(Excerpts from an interface dataset)
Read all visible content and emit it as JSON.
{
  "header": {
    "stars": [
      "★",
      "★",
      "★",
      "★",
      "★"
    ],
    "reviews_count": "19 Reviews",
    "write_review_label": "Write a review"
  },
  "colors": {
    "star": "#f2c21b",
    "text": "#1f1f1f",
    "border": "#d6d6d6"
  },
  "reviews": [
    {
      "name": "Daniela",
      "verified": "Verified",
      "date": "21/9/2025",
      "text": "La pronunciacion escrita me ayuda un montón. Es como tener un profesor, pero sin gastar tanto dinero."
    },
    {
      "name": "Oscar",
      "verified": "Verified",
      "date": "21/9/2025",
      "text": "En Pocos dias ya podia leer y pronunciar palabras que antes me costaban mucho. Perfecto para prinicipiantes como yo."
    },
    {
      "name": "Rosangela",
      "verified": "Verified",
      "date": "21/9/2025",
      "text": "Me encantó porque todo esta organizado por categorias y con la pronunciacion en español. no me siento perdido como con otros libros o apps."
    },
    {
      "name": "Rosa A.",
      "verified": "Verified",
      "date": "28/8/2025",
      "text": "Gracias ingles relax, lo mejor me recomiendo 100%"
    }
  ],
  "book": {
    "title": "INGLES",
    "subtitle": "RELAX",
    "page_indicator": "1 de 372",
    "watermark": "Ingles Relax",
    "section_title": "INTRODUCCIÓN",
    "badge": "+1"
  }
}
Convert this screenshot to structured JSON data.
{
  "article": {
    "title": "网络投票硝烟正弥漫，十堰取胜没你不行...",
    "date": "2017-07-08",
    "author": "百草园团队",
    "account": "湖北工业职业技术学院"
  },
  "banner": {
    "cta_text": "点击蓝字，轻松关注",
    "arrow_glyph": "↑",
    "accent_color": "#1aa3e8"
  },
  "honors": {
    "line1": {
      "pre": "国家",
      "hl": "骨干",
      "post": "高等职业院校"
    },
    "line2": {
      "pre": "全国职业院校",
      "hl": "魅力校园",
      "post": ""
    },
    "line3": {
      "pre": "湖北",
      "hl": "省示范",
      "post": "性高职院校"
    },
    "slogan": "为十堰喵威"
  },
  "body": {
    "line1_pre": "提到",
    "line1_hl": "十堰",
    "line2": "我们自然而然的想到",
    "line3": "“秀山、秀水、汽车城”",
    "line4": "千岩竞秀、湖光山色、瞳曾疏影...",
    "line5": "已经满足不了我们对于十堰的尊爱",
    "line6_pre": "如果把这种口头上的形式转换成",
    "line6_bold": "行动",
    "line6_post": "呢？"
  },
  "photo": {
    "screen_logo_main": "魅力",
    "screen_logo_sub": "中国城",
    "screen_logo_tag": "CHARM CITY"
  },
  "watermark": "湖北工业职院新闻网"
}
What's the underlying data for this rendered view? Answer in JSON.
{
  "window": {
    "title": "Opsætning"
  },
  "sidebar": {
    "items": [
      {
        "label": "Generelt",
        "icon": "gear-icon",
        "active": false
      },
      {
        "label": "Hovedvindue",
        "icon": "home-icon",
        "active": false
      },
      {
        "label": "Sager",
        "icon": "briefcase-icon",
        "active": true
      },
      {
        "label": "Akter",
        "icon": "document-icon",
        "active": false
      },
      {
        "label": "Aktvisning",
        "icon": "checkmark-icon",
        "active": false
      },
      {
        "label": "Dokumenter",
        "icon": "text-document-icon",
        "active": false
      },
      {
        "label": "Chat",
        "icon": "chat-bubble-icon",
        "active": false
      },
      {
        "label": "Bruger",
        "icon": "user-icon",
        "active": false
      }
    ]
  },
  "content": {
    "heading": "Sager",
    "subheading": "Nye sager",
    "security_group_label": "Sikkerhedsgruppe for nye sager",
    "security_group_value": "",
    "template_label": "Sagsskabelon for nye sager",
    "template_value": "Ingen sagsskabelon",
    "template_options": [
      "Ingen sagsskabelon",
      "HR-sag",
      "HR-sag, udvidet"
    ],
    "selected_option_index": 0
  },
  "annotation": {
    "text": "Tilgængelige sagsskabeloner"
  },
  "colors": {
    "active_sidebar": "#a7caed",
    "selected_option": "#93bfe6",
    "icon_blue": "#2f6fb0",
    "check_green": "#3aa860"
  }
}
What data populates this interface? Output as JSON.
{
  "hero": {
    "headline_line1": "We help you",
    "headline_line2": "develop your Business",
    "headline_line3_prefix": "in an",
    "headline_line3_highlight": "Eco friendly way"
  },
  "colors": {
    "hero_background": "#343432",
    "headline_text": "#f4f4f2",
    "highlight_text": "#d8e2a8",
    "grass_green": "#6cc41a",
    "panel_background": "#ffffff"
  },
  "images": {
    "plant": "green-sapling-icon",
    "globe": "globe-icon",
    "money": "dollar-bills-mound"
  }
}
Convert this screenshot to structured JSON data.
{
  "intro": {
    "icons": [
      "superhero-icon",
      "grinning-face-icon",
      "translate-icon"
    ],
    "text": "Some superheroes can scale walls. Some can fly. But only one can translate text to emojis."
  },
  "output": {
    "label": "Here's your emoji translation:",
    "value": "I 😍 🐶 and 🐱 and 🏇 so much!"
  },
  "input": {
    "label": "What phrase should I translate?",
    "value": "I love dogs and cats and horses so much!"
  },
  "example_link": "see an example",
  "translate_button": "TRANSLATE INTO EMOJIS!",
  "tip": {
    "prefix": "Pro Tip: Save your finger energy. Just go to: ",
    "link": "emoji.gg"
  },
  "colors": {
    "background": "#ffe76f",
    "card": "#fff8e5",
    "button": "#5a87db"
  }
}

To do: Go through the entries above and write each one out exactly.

Solution for this task:
Read all visible content and emit it as JSON.
{
  "header": {
    "stars": [
      "★",
      "★",
      "★",
      "★",
      "★"
    ],
    "reviews_count": "19 Reviews",
    "write_review_label": "Write a review"
  },
  "colors": {
    "star": "#f2c21b",
    "text": "#1f1f1f",
    "border": "#d6d6d6"
  },
  "reviews": [
    {
      "name": "Daniela",
      "verified": "Verified",
      "date": "21/9/2025",
      "text": "La pronunciacion escrita me ayuda un montón. Es como tener un profesor, pero sin gastar tanto dinero."
    },
    {
      "name": "Oscar",
      "verified": "Verified",
      "date": "21/9/2025",
      "text": "En Pocos dias ya podia leer y pronunciar palabras que antes me costaban mucho. Perfecto para prinicipiantes como yo."
    },
    {
      "name": "Rosangela",
      "verified": "Verified",
      "date": "21/9/2025",
      "text": "Me encantó porque todo esta organizado por categorias y con la pronunciacion en español. no me siento perdido como con otros libros o apps."
    },
    {
      "name": "Rosa A.",
      "verified": "Verified",
      "date": "28/8/2025",
      "text": "Gracias ingles relax, lo mejor me recomiendo 100%"
    }
  ],
  "book": {
    "title": "INGLES",
    "subtitle": "RELAX",
    "page_indicator": "1 de 372",
    "watermark": "Ingles Relax",
    "section_title": "INTRODUCCIÓN",
    "badge": "+1"
  }
}
Convert this screenshot to structured JSON data.
{
  "article": {
    "title": "网络投票硝烟正弥漫，十堰取胜没你不行...",
    "date": "2017-07-08",
    "author": "百草园团队",
    "account": "湖北工业职业技术学院"
  },
  "banner": {
    "cta_text": "点击蓝字，轻松关注",
    "arrow_glyph": "↑",
    "accent_color": "#1aa3e8"
  },
  "honors": {
    "line1": {
      "pre": "国家",
      "hl": "骨干",
      "post": "高等职业院校"
    },
    "line2": {
      "pre": "全国职业院校",
      "hl": "魅力校园",
      "post": ""
    },
    "line3": {
      "pre": "湖北",
      "hl": "省示范",
      "post": "性高职院校"
    },
    "slogan": "为十堰喵威"
  },
  "body": {
    "line1_pre": "提到",
    "line1_hl": "十堰",
    "line2": "我们自然而然的想到",
    "line3": "“秀山、秀水、汽车城”",
    "line4": "千岩竞秀、湖光山色、瞳曾疏影...",
    "line5": "已经满足不了我们对于十堰的尊爱",
    "line6_pre": "如果把这种口头上的形式转换成",
    "line6_bold": "行动",
    "line6_post": "呢？"
  },
  "photo": {
    "screen_logo_main": "魅力",
    "screen_logo_sub": "中国城",
    "screen_logo_tag": "CHARM CITY"
  },
  "watermark": "湖北工业职院新闻网"
}
What's the underlying data for this rendered view? Answer in JSON.
{
  "window": {
    "title": "Opsætning"
  },
  "sidebar": {
    "items": [
      {
        "label": "Generelt",
        "icon": "gear-icon",
        "active": false
      },
      {
        "label": "Hovedvindue",
        "icon": "home-icon",
        "active": false
      },
      {
        "label": "Sager",
        "icon": "briefcase-icon",
        "active": true
      },
      {
        "label": "Akter",
        "icon": "document-icon",
        "active": false
      },
      {
        "label": "Aktvisning",
        "icon": "checkmark-icon",
        "active": false
      },
      {
        "label": "Dokumenter",
        "icon": "text-document-icon",
        "active": false
      },
      {
        "label": "Chat",
        "icon": "chat-bubble-icon",
        "active": false
      },
      {
        "label": "Bruger",
        "icon": "user-icon",
        "active": false
      }
    ]
  },
  "content": {
    "heading": "Sager",
    "subheading": "Nye sager",
    "security_group_label": "Sikkerhedsgruppe for nye sager",
    "security_group_value": "",
    "template_label": "Sagsskabelon for nye sager",
    "template_value": "Ingen sagsskabelon",
    "template_options": [
      "Ingen sagsskabelon",
      "HR-sag",
      "HR-sag, udvidet"
    ],
    "selected_option_index": 0
  },
  "annotation": {
    "text": "Tilgængelige sagsskabeloner"
  },
  "colors": {
    "active_sidebar": "#a7caed",
    "selected_option": "#93bfe6",
    "icon_blue": "#2f6fb0",
    "check_green": "#3aa860"
  }
}
What data populates this interface? Output as JSON.
{
  "hero": {
    "headline_line1": "We help you",
    "headline_line2": "develop your Business",
    "headline_line3_prefix": "in an",
    "headline_line3_highlight": "Eco friendly way"
  },
  "colors": {
    "hero_background": "#343432",
    "headline_text": "#f4f4f2",
    "highlight_text": "#d8e2a8",
    "grass_green": "#6cc41a",
    "panel_background": "#ffffff"
  },
  "images": {
    "plant": "green-sapling-icon",
    "globe": "globe-icon",
    "money": "dollar-bills-mound"
  }
}
Convert this screenshot to structured JSON data.
{
  "intro": {
    "icons": [
      "superhero-icon",
      "grinning-face-icon",
      "translate-icon"
    ],
    "text": "Some superheroes can scale walls. Some can fly. But only one can translate text to emojis."
  },
  "output": {
    "label": "Here's your emoji translation:",
    "value": "I 😍 🐶 and 🐱 and 🏇 so much!"
  },
  "input": {
    "label": "What phrase should I translate?",
    "value": "I love dogs and cats and horses so much!"
  },
  "example_link": "see an example",
  "translate_button": "TRANSLATE INTO EMOJIS!",
  "tip": {
    "prefix": "Pro Tip: Save your finger energy. Just go to: ",
    "link": "emoji.gg"
  },
  "colors": {
    "background": "#ffe76f",
    "card": "#fff8e5",
    "button": "#5a87db"
  }
}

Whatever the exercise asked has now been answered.